It’s amazing what businesses and organizations do to annoy customers even as they try to appear being helpful.
Here are two that I experienced this week.
Create an unsubscribe labyrinth
I frequently sign up to receive emails from businesses and organizations that, initially, seem like they might be interesting.
Frequently, after getting a few emails, I decide they really aren’t that useful or interesting after all, and choose to unsubscribe.
While subscribing may have involved simply typing in my email address, getting off some lists can sometimes be a real challenge.
I encountered a whole page of options when trying to unsubscribe from one sender.

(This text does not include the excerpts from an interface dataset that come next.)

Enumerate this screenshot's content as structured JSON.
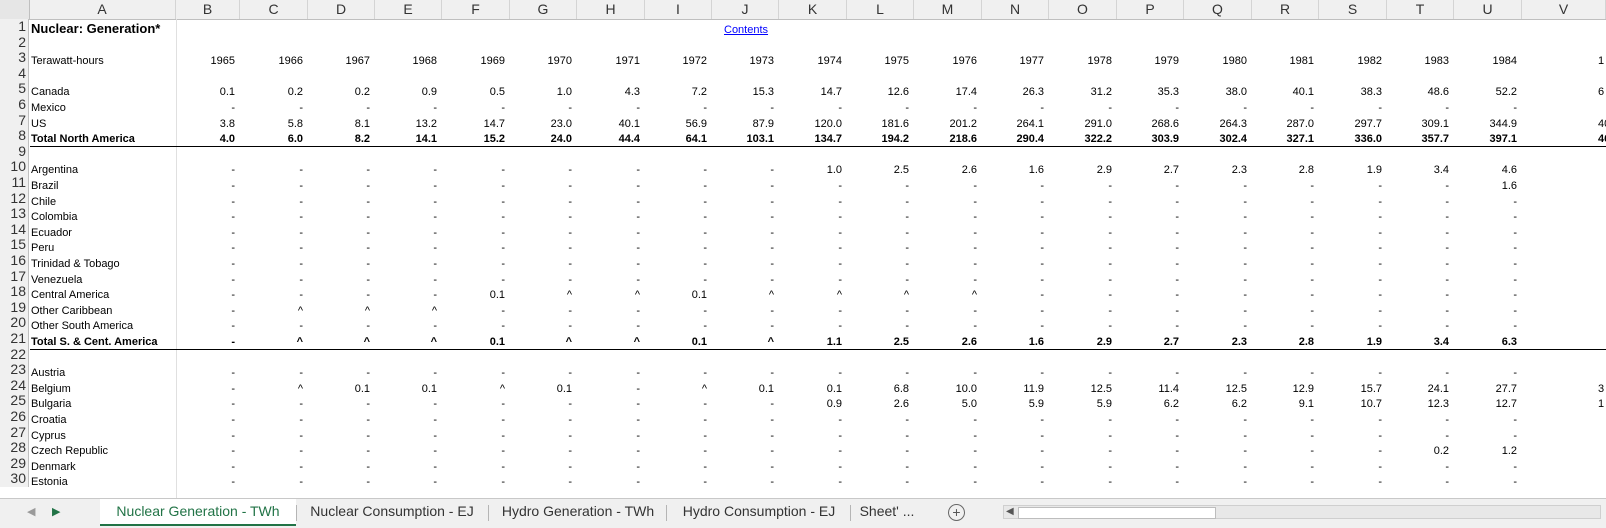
{
  "sheet": {
    "title": "Nuclear: Generation*",
    "contents_link": "Contents",
    "unit_label": "Terawatt-hours",
    "row_numbers": [
      "1",
      "2",
      "3",
      "4",
      "5",
      "6",
      "7",
      "8",
      "9",
      "10",
      "11",
      "12",
      "13",
      "14",
      "15",
      "16",
      "17",
      "18",
      "19",
      "20",
      "21",
      "22",
      "23",
      "24",
      "25",
      "26",
      "27",
      "28",
      "29",
      "30"
    ],
    "columns": [
      "A",
      "B",
      "C",
      "D",
      "E",
      "F",
      "G",
      "H",
      "I",
      "J",
      "K",
      "L",
      "M",
      "N",
      "O",
      "P",
      "Q",
      "R",
      "S",
      "T",
      "U",
      "V"
    ],
    "years": [
      "1965",
      "1966",
      "1967",
      "1968",
      "1969",
      "1970",
      "1971",
      "1972",
      "1973",
      "1974",
      "1975",
      "1976",
      "1977",
      "1978",
      "1979",
      "1980",
      "1981",
      "1982",
      "1983",
      "1984"
    ],
    "col21_partial": {
      "row3": "1",
      "row5": "6",
      "row7": "40",
      "row8": "46",
      "row24": "3",
      "row25": "1"
    },
    "data_rows": [
      {
        "row": 5,
        "label": "Canada",
        "bold": false,
        "values": [
          "0.1",
          "0.2",
          "0.2",
          "0.9",
          "0.5",
          "1.0",
          "4.3",
          "7.2",
          "15.3",
          "14.7",
          "12.6",
          "17.4",
          "26.3",
          "31.2",
          "35.3",
          "38.0",
          "40.1",
          "38.3",
          "48.6",
          "52.2"
        ]
      },
      {
        "row": 6,
        "label": "Mexico",
        "bold": false,
        "values": [
          "-",
          "-",
          "-",
          "-",
          "-",
          "-",
          "-",
          "-",
          "-",
          "-",
          "-",
          "-",
          "-",
          "-",
          "-",
          "-",
          "-",
          "-",
          "-",
          "-"
        ]
      },
      {
        "row": 7,
        "label": "US",
        "bold": false,
        "values": [
          "3.8",
          "5.8",
          "8.1",
          "13.2",
          "14.7",
          "23.0",
          "40.1",
          "56.9",
          "87.9",
          "120.0",
          "181.6",
          "201.2",
          "264.1",
          "291.0",
          "268.6",
          "264.3",
          "287.0",
          "297.7",
          "309.1",
          "344.9"
        ]
      },
      {
        "row": 8,
        "label": "Total North America",
        "bold": true,
        "values": [
          "4.0",
          "6.0",
          "8.2",
          "14.1",
          "15.2",
          "24.0",
          "44.4",
          "64.1",
          "103.1",
          "134.7",
          "194.2",
          "218.6",
          "290.4",
          "322.2",
          "303.9",
          "302.4",
          "327.1",
          "336.0",
          "357.7",
          "397.1"
        ]
      },
      {
        "row": 10,
        "label": "Argentina",
        "bold": false,
        "values": [
          "-",
          "-",
          "-",
          "-",
          "-",
          "-",
          "-",
          "-",
          "-",
          "1.0",
          "2.5",
          "2.6",
          "1.6",
          "2.9",
          "2.7",
          "2.3",
          "2.8",
          "1.9",
          "3.4",
          "4.6"
        ]
      },
      {
        "row": 11,
        "label": "Brazil",
        "bold": false,
        "values": [
          "-",
          "-",
          "-",
          "-",
          "-",
          "-",
          "-",
          "-",
          "-",
          "-",
          "-",
          "-",
          "-",
          "-",
          "-",
          "-",
          "-",
          "-",
          "-",
          "1.6"
        ]
      },
      {
        "row": 12,
        "label": "Chile",
        "bold": false,
        "values": [
          "-",
          "-",
          "-",
          "-",
          "-",
          "-",
          "-",
          "-",
          "-",
          "-",
          "-",
          "-",
          "-",
          "-",
          "-",
          "-",
          "-",
          "-",
          "-",
          "-"
        ]
      },
      {
        "row": 13,
        "label": "Colombia",
        "bold": false,
        "values": [
          "-",
          "-",
          "-",
          "-",
          "-",
          "-",
          "-",
          "-",
          "-",
          "-",
          "-",
          "-",
          "-",
          "-",
          "-",
          "-",
          "-",
          "-",
          "-",
          "-"
        ]
      },
      {
        "row": 14,
        "label": "Ecuador",
        "bold": false,
        "values": [
          "-",
          "-",
          "-",
          "-",
          "-",
          "-",
          "-",
          "-",
          "-",
          "-",
          "-",
          "-",
          "-",
          "-",
          "-",
          "-",
          "-",
          "-",
          "-",
          "-"
        ]
      },
      {
        "row": 15,
        "label": "Peru",
        "bold": false,
        "values": [
          "-",
          "-",
          "-",
          "-",
          "-",
          "-",
          "-",
          "-",
          "-",
          "-",
          "-",
          "-",
          "-",
          "-",
          "-",
          "-",
          "-",
          "-",
          "-",
          "-"
        ]
      },
      {
        "row": 16,
        "label": "Trinidad & Tobago",
        "bold": false,
        "values": [
          "-",
          "-",
          "-",
          "-",
          "-",
          "-",
          "-",
          "-",
          "-",
          "-",
          "-",
          "-",
          "-",
          "-",
          "-",
          "-",
          "-",
          "-",
          "-",
          "-"
        ]
      },
      {
        "row": 17,
        "label": "Venezuela",
        "bold": false,
        "values": [
          "-",
          "-",
          "-",
          "-",
          "-",
          "-",
          "-",
          "-",
          "-",
          "-",
          "-",
          "-",
          "-",
          "-",
          "-",
          "-",
          "-",
          "-",
          "-",
          "-"
        ]
      },
      {
        "row": 18,
        "label": "Central America",
        "bold": false,
        "values": [
          "-",
          "-",
          "-",
          "-",
          "0.1",
          "^",
          "^",
          "0.1",
          "^",
          "^",
          "^",
          "^",
          "-",
          "-",
          "-",
          "-",
          "-",
          "-",
          "-",
          "-"
        ]
      },
      {
        "row": 19,
        "label": "Other Caribbean",
        "bold": false,
        "values": [
          "-",
          "^",
          "^",
          "^",
          "-",
          "-",
          "-",
          "-",
          "-",
          "-",
          "-",
          "-",
          "-",
          "-",
          "-",
          "-",
          "-",
          "-",
          "-",
          "-"
        ]
      },
      {
        "row": 20,
        "label": "Other South America",
        "bold": false,
        "values": [
          "-",
          "-",
          "-",
          "-",
          "-",
          "-",
          "-",
          "-",
          "-",
          "-",
          "-",
          "-",
          "-",
          "-",
          "-",
          "-",
          "-",
          "-",
          "-",
          "-"
        ]
      },
      {
        "row": 21,
        "label": "Total S. & Cent. America",
        "bold": true,
        "values": [
          "-",
          "^",
          "^",
          "^",
          "0.1",
          "^",
          "^",
          "0.1",
          "^",
          "1.1",
          "2.5",
          "2.6",
          "1.6",
          "2.9",
          "2.7",
          "2.3",
          "2.8",
          "1.9",
          "3.4",
          "6.3"
        ]
      },
      {
        "row": 23,
        "label": "Austria",
        "bold": false,
        "values": [
          "-",
          "-",
          "-",
          "-",
          "-",
          "-",
          "-",
          "-",
          "-",
          "-",
          "-",
          "-",
          "-",
          "-",
          "-",
          "-",
          "-",
          "-",
          "-",
          "-"
        ]
      },
      {
        "row": 24,
        "label": "Belgium",
        "bold": false,
        "values": [
          "-",
          "^",
          "0.1",
          "0.1",
          "^",
          "0.1",
          "-",
          "^",
          "0.1",
          "0.1",
          "6.8",
          "10.0",
          "11.9",
          "12.5",
          "11.4",
          "12.5",
          "12.9",
          "15.7",
          "24.1",
          "27.7"
        ]
      },
      {
        "row": 25,
        "label": "Bulgaria",
        "bold": false,
        "values": [
          "-",
          "-",
          "-",
          "-",
          "-",
          "-",
          "-",
          "-",
          "-",
          "0.9",
          "2.6",
          "5.0",
          "5.9",
          "5.9",
          "6.2",
          "6.2",
          "9.1",
          "10.7",
          "12.3",
          "12.7"
        ]
      },
      {
        "row": 26,
        "label": "Croatia",
        "bold": false,
        "values": [
          "-",
          "-",
          "-",
          "-",
          "-",
          "-",
          "-",
          "-",
          "-",
          "-",
          "-",
          "-",
          "-",
          "-",
          "-",
          "-",
          "-",
          "-",
          "-",
          "-"
        ]
      },
      {
        "row": 27,
        "label": "Cyprus",
        "bold": false,
        "values": [
          "-",
          "-",
          "-",
          "-",
          "-",
          "-",
          "-",
          "-",
          "-",
          "-",
          "-",
          "-",
          "-",
          "-",
          "-",
          "-",
          "-",
          "-",
          "-",
          "-"
        ]
      },
      {
        "row": 28,
        "label": "Czech Republic",
        "bold": false,
        "values": [
          "-",
          "-",
          "-",
          "-",
          "-",
          "-",
          "-",
          "-",
          "-",
          "-",
          "-",
          "-",
          "-",
          "-",
          "-",
          "-",
          "-",
          "-",
          "0.2",
          "1.2"
        ]
      },
      {
        "row": 29,
        "label": "Denmark",
        "bold": false,
        "values": [
          "-",
          "-",
          "-",
          "-",
          "-",
          "-",
          "-",
          "-",
          "-",
          "-",
          "-",
          "-",
          "-",
          "-",
          "-",
          "-",
          "-",
          "-",
          "-",
          "-"
        ]
      },
      {
        "row": 30,
        "label": "Estonia",
        "bold": false,
        "values": [
          "-",
          "-",
          "-",
          "-",
          "-",
          "-",
          "-",
          "-",
          "-",
          "-",
          "-",
          "-",
          "-",
          "-",
          "-",
          "-",
          "-",
          "-",
          "-",
          "-"
        ]
      }
    ]
  },
  "tabs": [
    {
      "label": "Nuclear Generation - TWh",
      "active": true
    },
    {
      "label": "Nuclear Consumption - EJ",
      "active": false
    },
    {
      "label": "Hydro Generation - TWh",
      "active": false
    },
    {
      "label": "Hydro Consumption - EJ",
      "active": false
    },
    {
      "label": "Sheet' ...",
      "active": false
    }
  ],
  "nav": {
    "prev": "◀",
    "next": "▶",
    "add": "+"
  },
  "colors": {
    "accent": "#217346",
    "link": "#0000ff",
    "header_bg": "#f0f0f0"
  }
}
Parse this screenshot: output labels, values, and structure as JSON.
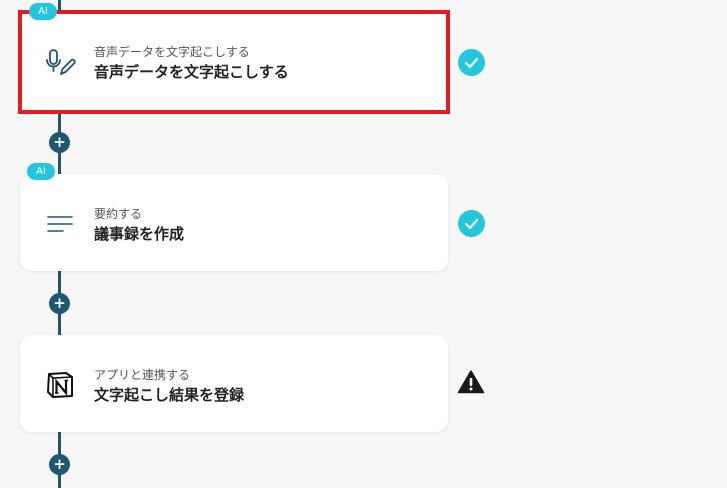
{
  "steps": [
    {
      "badge": "AI",
      "icon": "microphone-pen-icon",
      "subtitle": "音声データを文字起こしする",
      "title": "音声データを文字起こしする",
      "status": "completed",
      "selected": true
    },
    {
      "badge": "AI",
      "icon": "text-lines-icon",
      "subtitle": "要約する",
      "title": "議事録を作成",
      "status": "completed",
      "selected": false
    },
    {
      "badge": "",
      "icon": "notion-logo-icon",
      "subtitle": "アプリと連携する",
      "title": "文字起こし結果を登録",
      "status": "warning",
      "selected": false
    }
  ],
  "add_button_label": "+",
  "colors": {
    "flow_line": "#1f5670",
    "ai_badge": "#23c7dd",
    "selected_outline": "#e31b23",
    "check": "#23c7dd",
    "warning": "#1a1a1a"
  }
}
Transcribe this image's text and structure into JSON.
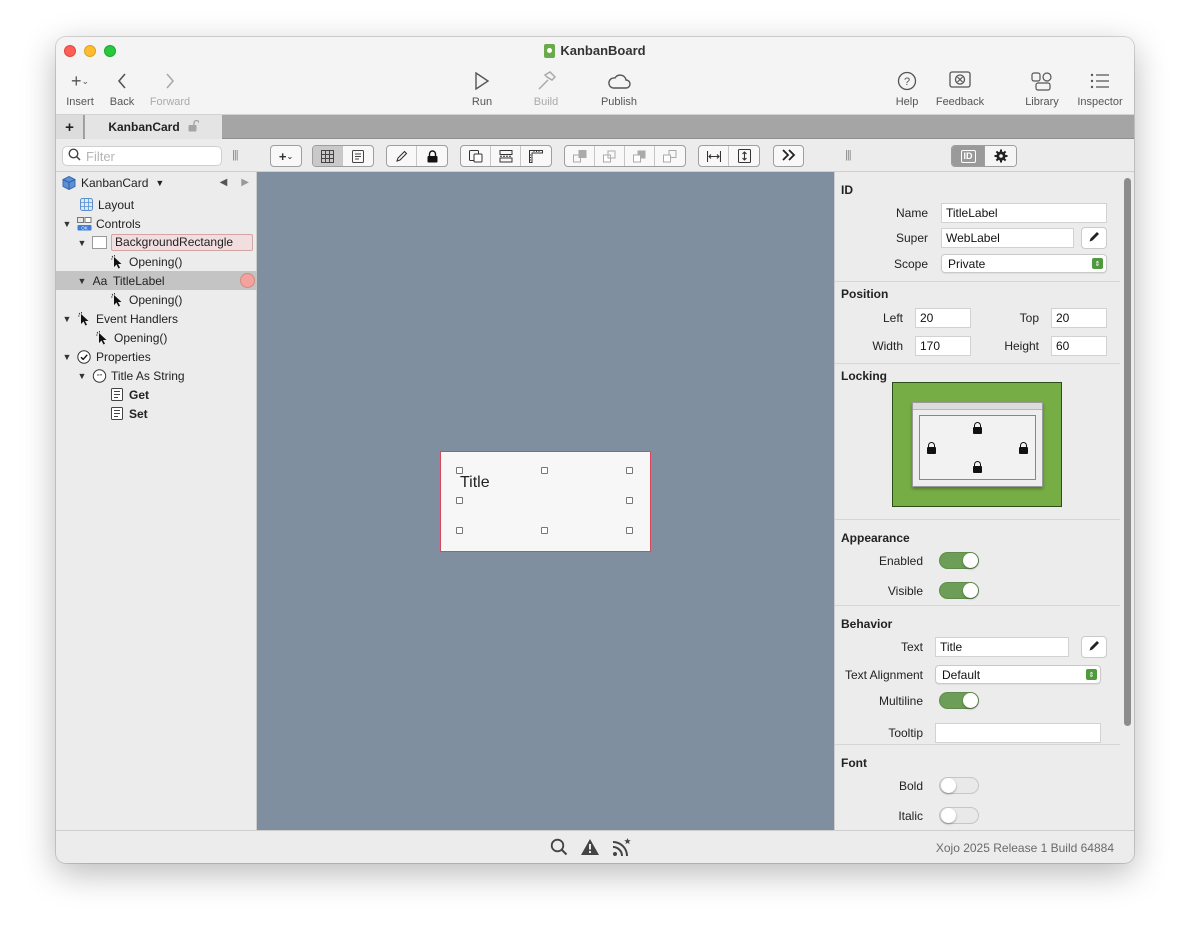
{
  "window": {
    "title": "KanbanBoard"
  },
  "toolbar": {
    "insert": "Insert",
    "back": "Back",
    "forward": "Forward",
    "run": "Run",
    "build": "Build",
    "publish": "Publish",
    "help": "Help",
    "feedback": "Feedback",
    "library": "Library",
    "inspector": "Inspector"
  },
  "tabs": {
    "add": "+",
    "active": "KanbanCard"
  },
  "filter": {
    "placeholder": "Filter"
  },
  "navigator": {
    "root": "KanbanCard",
    "items": [
      "Layout",
      "Controls",
      "BackgroundRectangle",
      "Opening()",
      "TitleLabel",
      "Opening()",
      "Event Handlers",
      "Opening()",
      "Properties",
      "Title As String",
      "Get",
      "Set"
    ]
  },
  "canvas": {
    "card_text": "Title"
  },
  "inspector": {
    "id_section": "ID",
    "name_label": "Name",
    "name_value": "TitleLabel",
    "super_label": "Super",
    "super_value": "WebLabel",
    "scope_label": "Scope",
    "scope_value": "Private",
    "position_section": "Position",
    "left_label": "Left",
    "left_value": "20",
    "top_label": "Top",
    "top_value": "20",
    "width_label": "Width",
    "width_value": "170",
    "height_label": "Height",
    "height_value": "60",
    "locking_section": "Locking",
    "appearance_section": "Appearance",
    "enabled_label": "Enabled",
    "visible_label": "Visible",
    "behavior_section": "Behavior",
    "text_label": "Text",
    "text_value": "Title",
    "alignment_label": "Text Alignment",
    "alignment_value": "Default",
    "multiline_label": "Multiline",
    "tooltip_label": "Tooltip",
    "tooltip_value": "",
    "font_section": "Font",
    "bold_label": "Bold",
    "italic_label": "Italic",
    "toggles": {
      "enabled": true,
      "visible": true,
      "multiline": true,
      "bold": false,
      "italic": false
    }
  },
  "status": {
    "version": "Xojo 2025 Release 1 Build 64884"
  },
  "colors": {
    "accent_green": "#6d9e57",
    "canvas": "#7f8f9f",
    "selection_red": "#d9485a"
  }
}
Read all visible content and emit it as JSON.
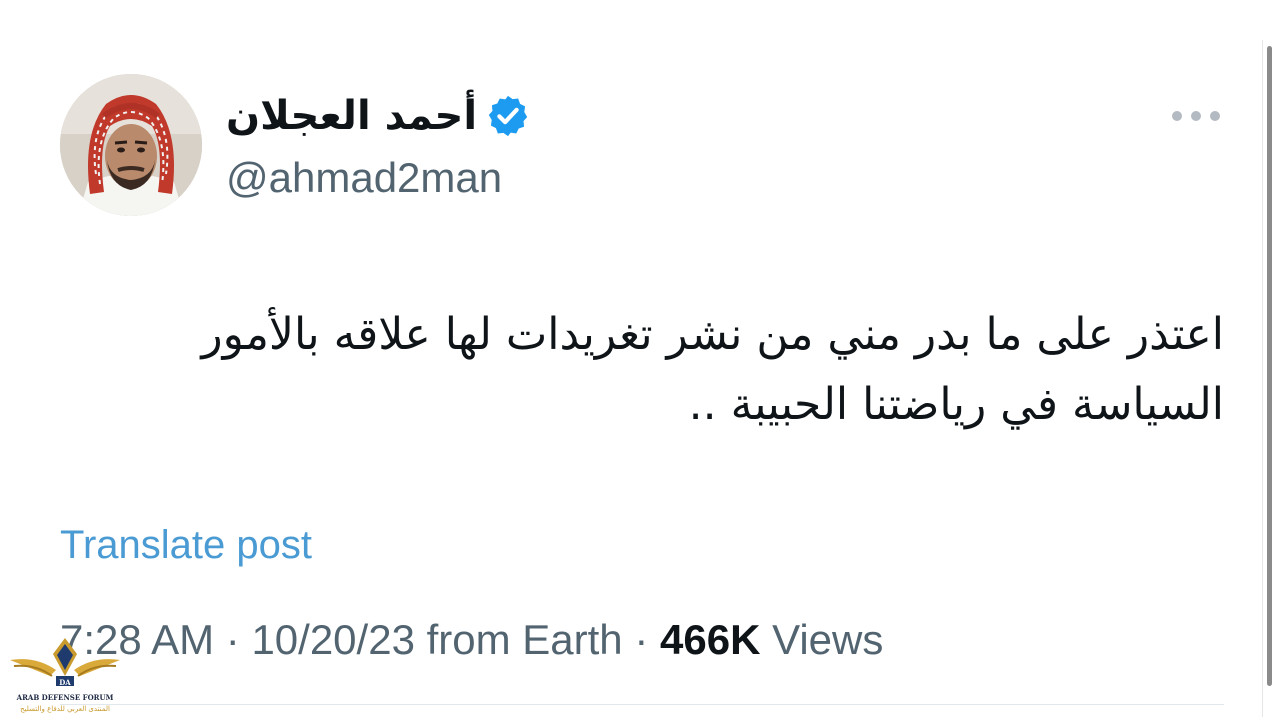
{
  "author": {
    "display_name": "أحمد العجلان",
    "handle": "@ahmad2man",
    "verified": true,
    "avatar_icon": "profile-photo"
  },
  "tweet": {
    "text_line_1": "اعتذر على ما بدر مني من نشر تغريدات لها علاقه بالأمور",
    "text_line_2": "السياسة في رياضتنا الحبيبة .."
  },
  "translate": {
    "label": "Translate post"
  },
  "meta": {
    "time": "7:28 AM",
    "sep1": " · ",
    "date": "10/20/23",
    "source": " from Earth",
    "sep2": " · ",
    "views_count": "466K",
    "views_label": " Views"
  },
  "colors": {
    "verified": "#1d9bf0",
    "link": "#4a9bd4",
    "secondary_text": "#536471",
    "primary_text": "#0f1419"
  },
  "watermark": {
    "logo_icon": "eagle-emblem",
    "title": "ARAB DEFENSE FORUM",
    "subtitle": "المنتدى العربي للدفاع والتسليح"
  }
}
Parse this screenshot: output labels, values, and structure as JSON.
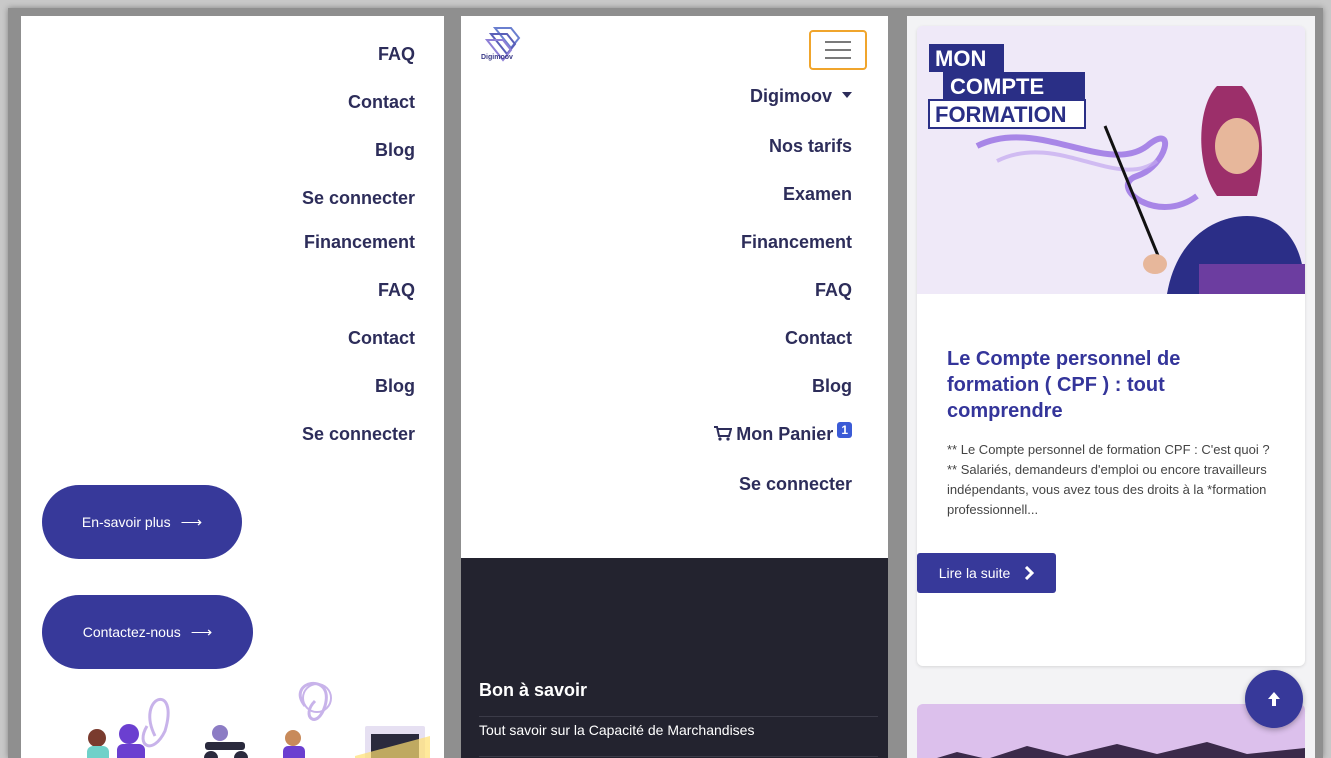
{
  "left_panel": {
    "nav": [
      "FAQ",
      "Contact",
      "Blog",
      "Se connecter",
      "Financement",
      "FAQ",
      "Contact",
      "Blog",
      "Se connecter"
    ],
    "learn_more_label": "En-savoir plus",
    "contact_label": "Contactez-nous",
    "arrow": "⟶"
  },
  "middle_panel": {
    "logo_text": "Digimoov",
    "nav": {
      "digimoov": "Digimoov",
      "tarifs": "Nos tarifs",
      "examen": "Examen",
      "financement": "Financement",
      "faq": "FAQ",
      "contact": "Contact",
      "blog": "Blog",
      "panier": "Mon Panier",
      "panier_count": "1",
      "connect": "Se connecter"
    },
    "footer": {
      "title": "Bon à savoir",
      "link": "Tout savoir sur la Capacité de Marchandises"
    }
  },
  "right_panel": {
    "banner": [
      "MON",
      "COMPTE",
      "FORMATION"
    ],
    "title": "Le Compte personnel de formation ( CPF ) : tout comprendre",
    "description": "** Le Compte personnel de formation CPF : C'est quoi ? ** Salariés, demandeurs d'emploi ou encore travailleurs indépendants, vous avez tous des droits à la *formation professionnell...",
    "read_more": "Lire la suite",
    "read_more_icon": "›"
  },
  "colors": {
    "brand": "#37399a",
    "nav_text": "#2d2d5a",
    "footer_bg": "#23232f",
    "hamburger_border": "#f0a52c",
    "badge": "#3b5bd6"
  },
  "icons": [
    "menu-icon",
    "caret-down-icon",
    "cart-icon",
    "arrow-right-icon",
    "chevron-right-icon",
    "arrow-up-icon"
  ]
}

The page was very graphic, cute, wordy, and completely unclear. It wasn’t straightforward where I needed to click, and none of the options stated simply “unsubscribe.”
The goal of this, and similar pages, is to not to facilitate unsubscribing, but rather to be so annoying that you just say, “Forget it! I’ll just keep deleting your stupid messages!”
Being driven to frustration does not endear me, or any customer, to the offending business.
But if your goal is to really annoy your customers or constituents, create a pretty and obfuscated unsubscribe page.
Offer pointless coupons
Some of the emails I receive offer coupons promising great savings. These are nice to get when they’re truly a good deal.
I’m going to miss my 40% off coupons from Borders that were good on just about any single item in the store. Frankly, I’m going to miss Borders, period!
But what I’ll never miss are coupons that come with a ridiculous purchasing threshold before I can use them. For example, like the one I got this week that promised $20 off – a $150 purchase. Or $30 off – a $200 purchase.
If I were going to spend those amounts, the discounts would be nice. But what if I need the specific item that the coupon is for, but not $150 or $200 worth? In this case, I’m just annoyed.
I loved the Borders coupons because I could use them to get any book or any CD or any one of several other items. I had a choice.
With the coupon I received this week from another business, it’s for a specific item – something I can use – but I don’t need nor can I afford to spend $150 to get $20 off.
Another kicker is that it’s only good for a week. If the coupon were good for, say 60 – 90 days, then maybe I could plan on a larger purchase later to take advantage of the discount.
If this coupon had been targeted to a company rather than individuals, then it might make more sense. But, for me, not so much.
So if your goal is to really annoy your customers or constituents, create an offer with a short validity span and a high usability threshold.
On the other hand, if you truly want to satisfy your customers or constituents, make unsubscribing to emails easier than it was to subscribe (only one or two clicks), and create offers that you would die for.